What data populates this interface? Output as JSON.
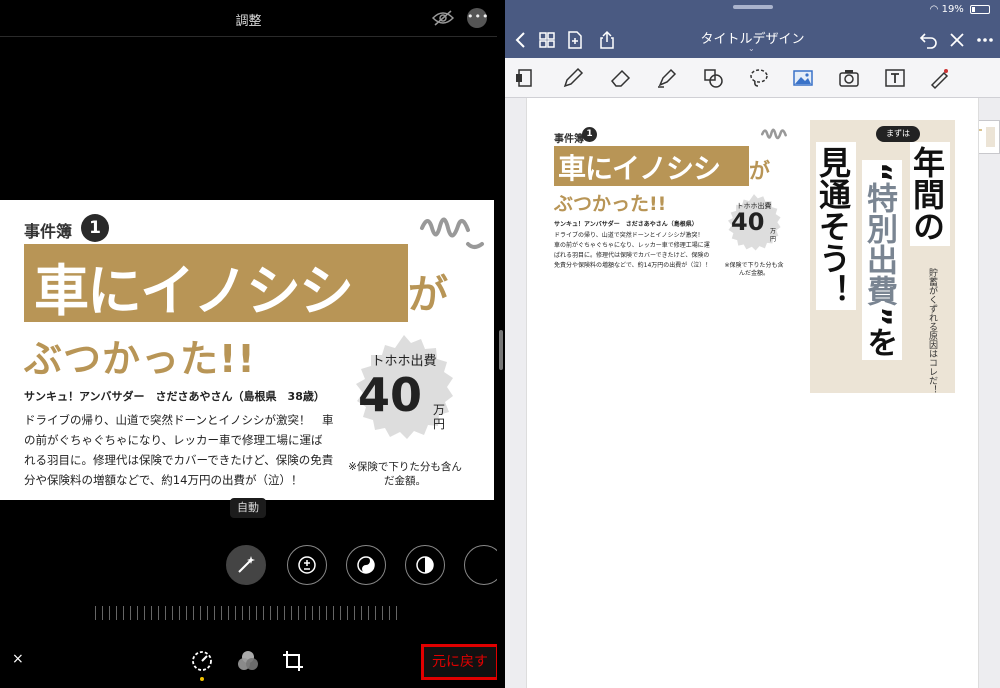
{
  "left_pane": {
    "title": "調整",
    "more_label": "•••",
    "photo": {
      "case_label": "事件簿",
      "case_number": "1",
      "headline": "車にイノシシ",
      "headline_suffix": "が",
      "subheadline": "ぶつかった!!",
      "byline": "サンキュ！アンバサダー　さださあやさん（島根県　38歳）",
      "body": "ドライブの帰り、山道で突然ドーンとイノシシが激突！　車の前がぐちゃぐちゃになり、レッカー車で修理工場に運ばれる羽目に。修理代は保険でカバーできたけど、保険の免責分や保険料の増額などで、約14万円の出費が（泣）！",
      "stamp_label": "トホホ出費",
      "stamp_amount": "40",
      "stamp_unit": "万円",
      "note": "※保険で下りた分も含んだ金額。"
    },
    "auto_label": "自動",
    "close_label": "×",
    "revert_label": "元に戻す"
  },
  "right_pane": {
    "status": {
      "battery": "19%"
    },
    "doc_title": "タイトルデザイン",
    "chevron": "⌄",
    "page": {
      "case_label": "事件簿",
      "case_number": "1",
      "headline": "車にイノシシ",
      "headline_suffix": "が",
      "subheadline": "ぶつかった!!",
      "byline": "サンキュ！アンバサダー　さださあやさん（島根県）",
      "body": "ドライブの帰り、山道で突然ドーンとイノシシが激突！　車の前がぐちゃぐちゃになり、レッカー車で修理工場に運ばれる羽目に。修理代は保険でカバーできたけど、保険の免責分や保険料の増額などで、約14万円の出費が（泣）！",
      "stamp_label": "トホホ出費",
      "stamp_amount": "40",
      "stamp_unit": "万円",
      "note": "※保険で下りた分も含んだ金額。",
      "cover_badge": "まずは",
      "cover_col1": "年間の",
      "cover_col2_pre": "“",
      "cover_col2_main": "特別出費",
      "cover_col2_post": "”を",
      "cover_col3": "見通そう！",
      "cover_small": "貯蓄がくずれる原因はコレだ！"
    }
  },
  "colors": {
    "accent_gold": "#b89556",
    "header_blue": "#4a5a82",
    "revert_red": "#e00000"
  }
}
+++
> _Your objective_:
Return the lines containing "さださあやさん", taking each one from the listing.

> _Task answer_:
      "byline": "サンキュ！アンバサダー　さださあやさん（島根県　38歳）",
      "byline": "サンキュ！アンバサダー　さださあやさん（島根県）",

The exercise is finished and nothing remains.